Task —
Return, from the material below, each line in which "name" occurs.
* * * * *
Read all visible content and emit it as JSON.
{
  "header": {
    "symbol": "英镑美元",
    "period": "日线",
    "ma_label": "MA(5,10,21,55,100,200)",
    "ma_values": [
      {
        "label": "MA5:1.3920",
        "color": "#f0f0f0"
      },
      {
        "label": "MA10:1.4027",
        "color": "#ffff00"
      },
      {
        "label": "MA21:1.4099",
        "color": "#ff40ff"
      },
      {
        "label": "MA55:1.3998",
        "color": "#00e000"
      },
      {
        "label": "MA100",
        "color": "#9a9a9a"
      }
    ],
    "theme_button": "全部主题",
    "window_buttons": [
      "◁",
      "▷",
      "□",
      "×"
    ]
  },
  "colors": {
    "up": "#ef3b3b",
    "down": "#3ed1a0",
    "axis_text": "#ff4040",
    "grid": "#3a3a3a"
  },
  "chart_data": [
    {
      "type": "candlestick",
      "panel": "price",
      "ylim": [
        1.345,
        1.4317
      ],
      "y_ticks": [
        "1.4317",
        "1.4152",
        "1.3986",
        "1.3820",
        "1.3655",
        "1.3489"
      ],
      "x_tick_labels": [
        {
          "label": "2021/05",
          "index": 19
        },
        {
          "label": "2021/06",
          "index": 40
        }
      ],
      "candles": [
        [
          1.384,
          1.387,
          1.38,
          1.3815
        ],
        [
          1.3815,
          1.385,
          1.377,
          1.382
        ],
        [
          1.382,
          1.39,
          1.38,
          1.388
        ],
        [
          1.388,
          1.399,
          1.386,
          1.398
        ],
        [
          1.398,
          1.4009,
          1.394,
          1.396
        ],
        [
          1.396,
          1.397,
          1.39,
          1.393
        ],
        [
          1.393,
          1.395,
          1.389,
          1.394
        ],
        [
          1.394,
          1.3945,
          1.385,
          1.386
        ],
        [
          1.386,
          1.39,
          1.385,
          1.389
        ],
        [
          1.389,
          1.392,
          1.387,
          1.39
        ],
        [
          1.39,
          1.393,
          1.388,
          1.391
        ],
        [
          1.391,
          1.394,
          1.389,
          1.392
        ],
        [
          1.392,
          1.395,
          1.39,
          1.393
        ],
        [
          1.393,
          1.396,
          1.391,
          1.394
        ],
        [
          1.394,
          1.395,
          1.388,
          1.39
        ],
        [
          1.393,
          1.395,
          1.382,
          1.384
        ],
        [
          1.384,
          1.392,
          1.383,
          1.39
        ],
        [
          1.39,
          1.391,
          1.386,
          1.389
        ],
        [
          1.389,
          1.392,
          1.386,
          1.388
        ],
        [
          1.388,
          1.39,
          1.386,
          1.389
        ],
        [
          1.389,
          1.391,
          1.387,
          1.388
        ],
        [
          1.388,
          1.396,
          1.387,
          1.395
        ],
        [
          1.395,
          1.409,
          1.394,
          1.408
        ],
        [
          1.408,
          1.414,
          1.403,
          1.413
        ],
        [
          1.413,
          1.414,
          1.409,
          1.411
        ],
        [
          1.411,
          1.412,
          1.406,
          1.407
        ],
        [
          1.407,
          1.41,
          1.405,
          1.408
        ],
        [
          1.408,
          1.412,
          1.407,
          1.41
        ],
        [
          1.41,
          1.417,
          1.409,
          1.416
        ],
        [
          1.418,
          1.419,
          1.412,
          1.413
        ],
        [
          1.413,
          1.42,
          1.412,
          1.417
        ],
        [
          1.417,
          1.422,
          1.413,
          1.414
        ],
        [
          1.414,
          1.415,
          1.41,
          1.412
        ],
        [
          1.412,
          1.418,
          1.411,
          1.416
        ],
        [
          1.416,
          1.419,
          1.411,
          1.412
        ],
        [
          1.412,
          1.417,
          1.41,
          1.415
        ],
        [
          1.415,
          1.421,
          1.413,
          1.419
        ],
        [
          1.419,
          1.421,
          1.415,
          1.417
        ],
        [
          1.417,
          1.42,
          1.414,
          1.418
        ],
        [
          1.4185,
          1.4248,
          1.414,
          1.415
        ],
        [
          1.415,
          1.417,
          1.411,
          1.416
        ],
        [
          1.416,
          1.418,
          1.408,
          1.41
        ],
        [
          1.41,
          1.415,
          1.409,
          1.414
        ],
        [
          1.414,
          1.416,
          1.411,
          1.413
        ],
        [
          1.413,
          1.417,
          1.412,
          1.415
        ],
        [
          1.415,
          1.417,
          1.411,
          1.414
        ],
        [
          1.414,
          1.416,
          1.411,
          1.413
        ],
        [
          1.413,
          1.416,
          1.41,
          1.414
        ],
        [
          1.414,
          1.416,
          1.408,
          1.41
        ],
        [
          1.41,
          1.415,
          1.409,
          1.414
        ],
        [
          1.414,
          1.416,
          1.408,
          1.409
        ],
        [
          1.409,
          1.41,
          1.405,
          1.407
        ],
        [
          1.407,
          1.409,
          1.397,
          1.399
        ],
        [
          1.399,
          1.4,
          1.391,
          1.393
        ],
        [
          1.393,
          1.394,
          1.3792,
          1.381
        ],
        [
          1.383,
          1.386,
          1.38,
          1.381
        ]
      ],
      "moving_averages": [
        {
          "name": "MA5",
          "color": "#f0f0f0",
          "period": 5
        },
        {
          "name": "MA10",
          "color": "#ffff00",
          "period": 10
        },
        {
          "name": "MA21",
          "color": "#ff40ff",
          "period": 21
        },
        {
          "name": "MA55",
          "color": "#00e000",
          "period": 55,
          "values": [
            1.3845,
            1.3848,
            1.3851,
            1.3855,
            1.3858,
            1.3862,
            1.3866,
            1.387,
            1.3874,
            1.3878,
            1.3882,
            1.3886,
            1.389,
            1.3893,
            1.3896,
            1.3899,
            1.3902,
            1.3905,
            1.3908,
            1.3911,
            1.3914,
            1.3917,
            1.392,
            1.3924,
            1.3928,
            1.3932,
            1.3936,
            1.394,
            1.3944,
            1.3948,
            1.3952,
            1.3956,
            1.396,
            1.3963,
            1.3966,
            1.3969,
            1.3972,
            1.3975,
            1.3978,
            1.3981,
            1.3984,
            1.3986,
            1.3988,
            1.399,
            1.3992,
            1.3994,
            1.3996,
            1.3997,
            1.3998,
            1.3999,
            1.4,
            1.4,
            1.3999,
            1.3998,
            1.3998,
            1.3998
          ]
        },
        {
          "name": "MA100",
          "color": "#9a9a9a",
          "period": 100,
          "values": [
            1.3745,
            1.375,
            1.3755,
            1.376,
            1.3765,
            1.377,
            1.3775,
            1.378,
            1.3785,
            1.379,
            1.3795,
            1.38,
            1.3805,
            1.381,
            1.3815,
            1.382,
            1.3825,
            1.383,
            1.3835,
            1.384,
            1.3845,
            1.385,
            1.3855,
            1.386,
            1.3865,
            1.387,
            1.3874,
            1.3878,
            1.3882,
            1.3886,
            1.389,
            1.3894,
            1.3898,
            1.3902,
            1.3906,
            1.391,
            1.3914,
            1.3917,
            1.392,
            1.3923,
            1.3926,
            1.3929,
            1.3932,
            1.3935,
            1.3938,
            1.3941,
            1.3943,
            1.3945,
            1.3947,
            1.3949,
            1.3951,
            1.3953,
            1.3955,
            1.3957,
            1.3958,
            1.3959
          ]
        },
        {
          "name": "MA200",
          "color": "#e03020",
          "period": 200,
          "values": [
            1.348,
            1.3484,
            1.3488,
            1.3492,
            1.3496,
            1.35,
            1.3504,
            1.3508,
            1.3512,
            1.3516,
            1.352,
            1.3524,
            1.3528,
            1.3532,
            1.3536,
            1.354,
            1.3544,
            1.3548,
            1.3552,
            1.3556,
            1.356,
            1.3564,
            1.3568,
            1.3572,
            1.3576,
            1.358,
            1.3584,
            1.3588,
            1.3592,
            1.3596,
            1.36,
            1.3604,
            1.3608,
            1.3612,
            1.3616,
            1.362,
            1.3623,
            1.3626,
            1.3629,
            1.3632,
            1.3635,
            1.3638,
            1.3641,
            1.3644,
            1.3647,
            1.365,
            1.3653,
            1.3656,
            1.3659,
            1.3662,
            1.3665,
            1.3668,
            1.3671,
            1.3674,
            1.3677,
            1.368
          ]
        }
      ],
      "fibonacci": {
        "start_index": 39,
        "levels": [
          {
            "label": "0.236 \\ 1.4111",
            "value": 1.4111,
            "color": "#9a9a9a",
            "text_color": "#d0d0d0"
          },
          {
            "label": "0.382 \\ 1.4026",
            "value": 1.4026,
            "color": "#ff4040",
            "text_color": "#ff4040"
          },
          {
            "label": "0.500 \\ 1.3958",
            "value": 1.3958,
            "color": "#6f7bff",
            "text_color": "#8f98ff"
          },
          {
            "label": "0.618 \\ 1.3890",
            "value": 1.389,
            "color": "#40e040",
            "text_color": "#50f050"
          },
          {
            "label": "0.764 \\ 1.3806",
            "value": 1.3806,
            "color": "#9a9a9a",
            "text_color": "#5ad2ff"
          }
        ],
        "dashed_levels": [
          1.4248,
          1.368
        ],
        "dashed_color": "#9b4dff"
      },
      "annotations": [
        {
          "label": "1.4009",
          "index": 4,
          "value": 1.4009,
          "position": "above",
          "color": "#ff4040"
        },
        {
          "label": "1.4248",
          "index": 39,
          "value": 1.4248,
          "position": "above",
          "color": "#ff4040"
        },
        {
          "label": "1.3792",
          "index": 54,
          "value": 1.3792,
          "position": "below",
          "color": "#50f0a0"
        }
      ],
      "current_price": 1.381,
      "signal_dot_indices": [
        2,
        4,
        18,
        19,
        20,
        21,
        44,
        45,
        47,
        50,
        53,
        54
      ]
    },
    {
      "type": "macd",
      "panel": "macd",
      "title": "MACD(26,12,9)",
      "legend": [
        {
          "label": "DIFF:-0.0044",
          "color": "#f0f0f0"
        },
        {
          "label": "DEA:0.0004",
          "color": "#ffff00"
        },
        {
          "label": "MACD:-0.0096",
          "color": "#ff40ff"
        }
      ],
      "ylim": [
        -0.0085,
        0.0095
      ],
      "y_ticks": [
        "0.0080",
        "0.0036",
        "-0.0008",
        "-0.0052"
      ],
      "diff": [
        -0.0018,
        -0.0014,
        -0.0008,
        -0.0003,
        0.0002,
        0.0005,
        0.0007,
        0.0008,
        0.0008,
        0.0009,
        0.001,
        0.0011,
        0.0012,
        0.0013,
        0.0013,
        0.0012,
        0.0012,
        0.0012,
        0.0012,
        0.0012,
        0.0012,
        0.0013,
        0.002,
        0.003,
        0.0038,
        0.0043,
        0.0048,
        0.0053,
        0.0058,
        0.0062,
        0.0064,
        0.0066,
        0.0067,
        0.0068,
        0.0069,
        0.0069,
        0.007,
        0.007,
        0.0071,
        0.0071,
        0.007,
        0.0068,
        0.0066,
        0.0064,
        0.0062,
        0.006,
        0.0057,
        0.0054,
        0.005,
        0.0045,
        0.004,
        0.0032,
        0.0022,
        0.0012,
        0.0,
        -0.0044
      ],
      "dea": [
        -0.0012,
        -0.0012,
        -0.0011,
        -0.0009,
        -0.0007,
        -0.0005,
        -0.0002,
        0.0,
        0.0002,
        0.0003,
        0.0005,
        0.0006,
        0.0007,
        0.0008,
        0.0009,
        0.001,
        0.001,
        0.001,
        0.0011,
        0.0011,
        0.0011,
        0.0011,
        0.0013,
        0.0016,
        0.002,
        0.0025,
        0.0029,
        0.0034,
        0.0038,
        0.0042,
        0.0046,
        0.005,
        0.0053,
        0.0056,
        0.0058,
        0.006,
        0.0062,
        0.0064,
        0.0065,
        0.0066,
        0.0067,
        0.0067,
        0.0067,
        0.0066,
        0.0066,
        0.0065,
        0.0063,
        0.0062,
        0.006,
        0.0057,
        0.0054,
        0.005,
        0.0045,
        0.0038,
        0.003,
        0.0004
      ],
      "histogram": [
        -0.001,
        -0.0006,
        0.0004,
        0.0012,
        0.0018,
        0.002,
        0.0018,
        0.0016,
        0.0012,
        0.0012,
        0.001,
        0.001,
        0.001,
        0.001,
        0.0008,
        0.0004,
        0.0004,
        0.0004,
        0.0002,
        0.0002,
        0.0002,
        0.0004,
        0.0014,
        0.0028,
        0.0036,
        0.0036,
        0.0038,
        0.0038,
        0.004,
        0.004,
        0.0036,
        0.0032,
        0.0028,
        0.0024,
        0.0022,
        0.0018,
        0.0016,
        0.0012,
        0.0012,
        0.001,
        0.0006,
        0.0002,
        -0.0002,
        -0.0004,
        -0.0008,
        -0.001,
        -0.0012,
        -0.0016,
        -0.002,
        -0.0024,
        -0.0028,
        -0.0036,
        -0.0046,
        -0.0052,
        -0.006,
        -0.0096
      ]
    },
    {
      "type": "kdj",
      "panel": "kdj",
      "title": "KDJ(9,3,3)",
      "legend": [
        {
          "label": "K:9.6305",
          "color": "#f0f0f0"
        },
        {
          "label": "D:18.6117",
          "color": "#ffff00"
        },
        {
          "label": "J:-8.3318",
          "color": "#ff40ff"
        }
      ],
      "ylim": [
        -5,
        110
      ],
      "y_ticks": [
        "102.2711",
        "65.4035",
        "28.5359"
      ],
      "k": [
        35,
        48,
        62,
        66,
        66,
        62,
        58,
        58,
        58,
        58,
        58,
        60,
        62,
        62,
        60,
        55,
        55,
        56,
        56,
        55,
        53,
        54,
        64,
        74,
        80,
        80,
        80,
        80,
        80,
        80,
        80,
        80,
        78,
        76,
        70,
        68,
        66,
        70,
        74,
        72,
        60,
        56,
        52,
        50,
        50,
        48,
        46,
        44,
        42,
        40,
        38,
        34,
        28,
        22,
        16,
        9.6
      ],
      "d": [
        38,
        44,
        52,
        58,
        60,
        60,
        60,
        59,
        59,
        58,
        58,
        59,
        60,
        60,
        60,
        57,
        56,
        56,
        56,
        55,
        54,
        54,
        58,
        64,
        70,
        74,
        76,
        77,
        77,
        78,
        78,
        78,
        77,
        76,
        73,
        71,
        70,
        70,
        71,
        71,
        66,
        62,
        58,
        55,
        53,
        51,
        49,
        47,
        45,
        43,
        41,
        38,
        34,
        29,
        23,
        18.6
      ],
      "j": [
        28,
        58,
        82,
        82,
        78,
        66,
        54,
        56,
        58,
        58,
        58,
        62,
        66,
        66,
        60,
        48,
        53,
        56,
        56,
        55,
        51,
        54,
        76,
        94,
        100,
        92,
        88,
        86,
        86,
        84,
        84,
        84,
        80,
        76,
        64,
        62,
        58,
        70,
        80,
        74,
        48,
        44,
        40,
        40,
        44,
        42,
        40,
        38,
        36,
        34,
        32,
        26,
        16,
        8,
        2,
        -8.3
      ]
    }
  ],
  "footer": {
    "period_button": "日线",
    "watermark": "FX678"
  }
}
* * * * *
Response below —
          "name": "MA5",
          "name": "MA10",
          "name": "MA21",
          "name": "MA55",
          "name": "MA100",
          "name": "MA200",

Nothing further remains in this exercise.